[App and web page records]
%%

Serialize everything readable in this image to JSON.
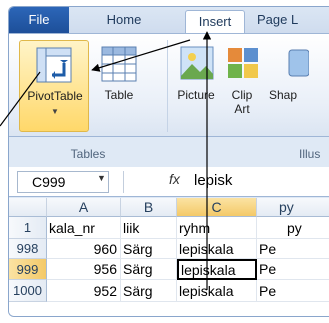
{
  "tabs": {
    "file": "File",
    "home": "Home",
    "insert": "Insert",
    "page": "Page L"
  },
  "ribbon": {
    "pivottable": "PivotTable",
    "table": "Table",
    "picture": "Picture",
    "clipart_1": "Clip",
    "clipart_2": "Art",
    "shapes": "Shap",
    "group_tables": "Tables",
    "group_illus": "Illus"
  },
  "formula_bar": {
    "name_box": "C999",
    "fx": "fx",
    "content": "lepisk"
  },
  "columns": [
    "A",
    "B",
    "C",
    "py"
  ],
  "rows": [
    {
      "num": "1",
      "a": "kala_nr",
      "b": "liik",
      "c": "ryhm",
      "d": "py"
    },
    {
      "num": "998",
      "a": "960",
      "b": "Särg",
      "c": "lepiskala",
      "d": "Pe"
    },
    {
      "num": "999",
      "a": "956",
      "b": "Särg",
      "c": "lepiskala",
      "d": "Pe"
    },
    {
      "num": "1000",
      "a": "952",
      "b": "Särg",
      "c": "lepiskala",
      "d": "Pe"
    }
  ],
  "colors": {
    "accent": "#1d4f99",
    "selected_row": "#f9d77e",
    "annotation": "#000000"
  }
}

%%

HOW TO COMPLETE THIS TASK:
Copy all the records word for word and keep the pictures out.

ANSWER:
Serialize everything readable in this image to JSON.
{
  "tabs": {
    "file": "File",
    "home": "Home",
    "insert": "Insert",
    "page": "Page L"
  },
  "ribbon": {
    "pivottable": "PivotTable",
    "table": "Table",
    "picture": "Picture",
    "clipart_1": "Clip",
    "clipart_2": "Art",
    "shapes": "Shap",
    "group_tables": "Tables",
    "group_illus": "Illus"
  },
  "formula_bar": {
    "name_box": "C999",
    "fx": "fx",
    "content": "lepisk"
  },
  "columns": [
    "A",
    "B",
    "C",
    "py"
  ],
  "rows": [
    {
      "num": "1",
      "a": "kala_nr",
      "b": "liik",
      "c": "ryhm",
      "d": "py"
    },
    {
      "num": "998",
      "a": "960",
      "b": "Särg",
      "c": "lepiskala",
      "d": "Pe"
    },
    {
      "num": "999",
      "a": "956",
      "b": "Särg",
      "c": "lepiskala",
      "d": "Pe"
    },
    {
      "num": "1000",
      "a": "952",
      "b": "Särg",
      "c": "lepiskala",
      "d": "Pe"
    }
  ],
  "colors": {
    "accent": "#1d4f99",
    "selected_row": "#f9d77e",
    "annotation": "#000000"
  }
}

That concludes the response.